Once this fact has been discovered it is easy to find a plethora of evidence for it. An example can be seen in the story of the demon possessed man in Mark 5. Our control belief eliminates the demon and the exorcism, but since versions of this story appear in two of the other gospels as well, there must be some real historical basis for it hiding within the text. Since we have already determined that Jesus was a stand up comic, the true history behind it is easy to imagine. This is a typical case of a comic being heckled! This individual heckler was more than one usually ran into. The mention of his ability to break chains and the mention that "none could tame him" in verse 4 are of course embellishments of the fact that bouncers at clubs he frequented were unable to contain his heckling. A fragment of the original heckling can be seen in verse 7 where he shouts in reference to the quality of Jesus routine, "torment me not". Jesus was not one to be easily frazzled however. His response mentioning compassion for the heckler and the phase "go home and tell thy friends" in verse 19 was obviously an early version of the line, "Here's a quarter.... Call someone who cares."
This, of course is just one example of what you can make Jesus to have been. History, at least when it applies to Jesus, can be virtually anything you want it to be. The accuracy of your version of history is verified, or even proven, as long as what you believe is true for you. Just be careful that the ideas your historical Jesus taught are more important than Jesus Himself. This will help avoid any accidental contact with the real person of Jesus which would of course not be in line with any of the heresies that you get here at Heresy of the Month.

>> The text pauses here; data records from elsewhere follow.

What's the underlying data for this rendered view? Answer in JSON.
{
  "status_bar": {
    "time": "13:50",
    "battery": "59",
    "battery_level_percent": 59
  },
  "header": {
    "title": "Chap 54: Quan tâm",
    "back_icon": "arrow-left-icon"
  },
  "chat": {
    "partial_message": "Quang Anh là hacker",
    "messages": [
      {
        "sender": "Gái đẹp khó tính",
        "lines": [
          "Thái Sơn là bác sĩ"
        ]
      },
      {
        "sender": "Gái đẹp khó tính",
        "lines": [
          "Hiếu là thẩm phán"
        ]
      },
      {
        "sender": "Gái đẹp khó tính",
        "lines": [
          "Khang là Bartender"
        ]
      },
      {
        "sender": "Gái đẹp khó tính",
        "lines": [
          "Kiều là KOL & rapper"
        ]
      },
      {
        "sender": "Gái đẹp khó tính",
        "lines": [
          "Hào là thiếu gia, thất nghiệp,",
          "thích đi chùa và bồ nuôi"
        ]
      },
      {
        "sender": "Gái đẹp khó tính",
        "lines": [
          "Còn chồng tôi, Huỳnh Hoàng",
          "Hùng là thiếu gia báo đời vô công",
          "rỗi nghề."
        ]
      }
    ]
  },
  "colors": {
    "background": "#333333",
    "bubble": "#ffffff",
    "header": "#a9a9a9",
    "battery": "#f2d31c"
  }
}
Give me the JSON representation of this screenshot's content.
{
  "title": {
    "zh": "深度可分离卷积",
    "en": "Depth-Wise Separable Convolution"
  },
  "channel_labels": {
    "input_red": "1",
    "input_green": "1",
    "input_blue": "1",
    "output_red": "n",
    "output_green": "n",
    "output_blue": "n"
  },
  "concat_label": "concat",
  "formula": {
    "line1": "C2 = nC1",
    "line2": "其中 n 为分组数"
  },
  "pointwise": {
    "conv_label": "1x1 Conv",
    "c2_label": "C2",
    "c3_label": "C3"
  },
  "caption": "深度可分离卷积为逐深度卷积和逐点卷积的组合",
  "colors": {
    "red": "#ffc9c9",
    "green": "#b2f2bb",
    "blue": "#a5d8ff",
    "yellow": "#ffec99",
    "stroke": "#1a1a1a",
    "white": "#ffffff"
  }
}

We are not real lunatics, but we try to be when we write these heresies. You should be aware that other heresies that are strikingly similar are conceived by serious people and any lunacy involved is entirely genuine and should be respected as such. As always, Sackcloth & Ashes (or MessianicArt.com! And it's staff)does not endorse this heresy, and if you choose to believe it, or one of several fine facsimiles that can be found at many fine institutions of higher learning, we will not be responsible for any heat incurred.